**Recorded data:**
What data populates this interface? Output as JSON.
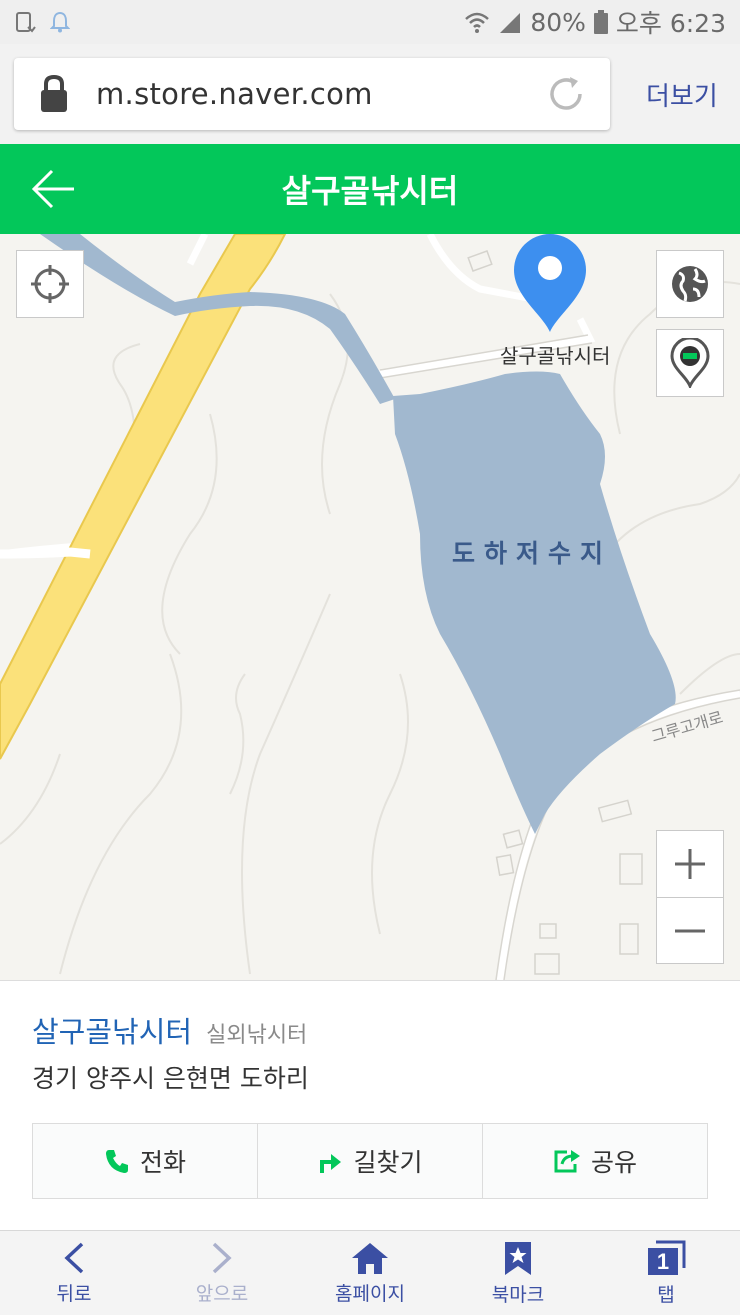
{
  "status_bar": {
    "battery": "80%",
    "time": "오후 6:23",
    "icons": [
      "screen-rotate-icon",
      "notification-bell-icon",
      "wifi-icon",
      "signal-icon",
      "battery-icon"
    ]
  },
  "browser": {
    "url": "m.store.naver.com",
    "more_label": "더보기"
  },
  "header": {
    "title": "살구골낚시터",
    "color": "#03c75a"
  },
  "map": {
    "marker_label": "살구골낚시터",
    "lake_label": "도하저수지",
    "road_label": "그루고개로",
    "zoom_in": "+",
    "zoom_out": "−"
  },
  "place": {
    "name": "살구골낚시터",
    "category": "실외낚시터",
    "address": "경기 양주시 은현면 도하리",
    "actions": [
      {
        "label": "전화",
        "icon": "phone-icon"
      },
      {
        "label": "길찾기",
        "icon": "directions-icon"
      },
      {
        "label": "공유",
        "icon": "share-icon"
      }
    ]
  },
  "bottom_nav": [
    {
      "label": "뒤로",
      "icon": "back-chevron-icon"
    },
    {
      "label": "앞으로",
      "icon": "forward-chevron-icon"
    },
    {
      "label": "홈페이지",
      "icon": "home-icon"
    },
    {
      "label": "북마크",
      "icon": "bookmark-icon"
    },
    {
      "label": "탭",
      "icon": "tabs-icon",
      "count": "1"
    }
  ]
}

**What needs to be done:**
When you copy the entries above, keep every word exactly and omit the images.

**Response to this exercise:**
What data populates this interface? Output as JSON.
{
  "status_bar": {
    "battery": "80%",
    "time": "오후 6:23",
    "icons": [
      "screen-rotate-icon",
      "notification-bell-icon",
      "wifi-icon",
      "signal-icon",
      "battery-icon"
    ]
  },
  "browser": {
    "url": "m.store.naver.com",
    "more_label": "더보기"
  },
  "header": {
    "title": "살구골낚시터",
    "color": "#03c75a"
  },
  "map": {
    "marker_label": "살구골낚시터",
    "lake_label": "도하저수지",
    "road_label": "그루고개로",
    "zoom_in": "+",
    "zoom_out": "−"
  },
  "place": {
    "name": "살구골낚시터",
    "category": "실외낚시터",
    "address": "경기 양주시 은현면 도하리",
    "actions": [
      {
        "label": "전화",
        "icon": "phone-icon"
      },
      {
        "label": "길찾기",
        "icon": "directions-icon"
      },
      {
        "label": "공유",
        "icon": "share-icon"
      }
    ]
  },
  "bottom_nav": [
    {
      "label": "뒤로",
      "icon": "back-chevron-icon"
    },
    {
      "label": "앞으로",
      "icon": "forward-chevron-icon"
    },
    {
      "label": "홈페이지",
      "icon": "home-icon"
    },
    {
      "label": "북마크",
      "icon": "bookmark-icon"
    },
    {
      "label": "탭",
      "icon": "tabs-icon",
      "count": "1"
    }
  ]
}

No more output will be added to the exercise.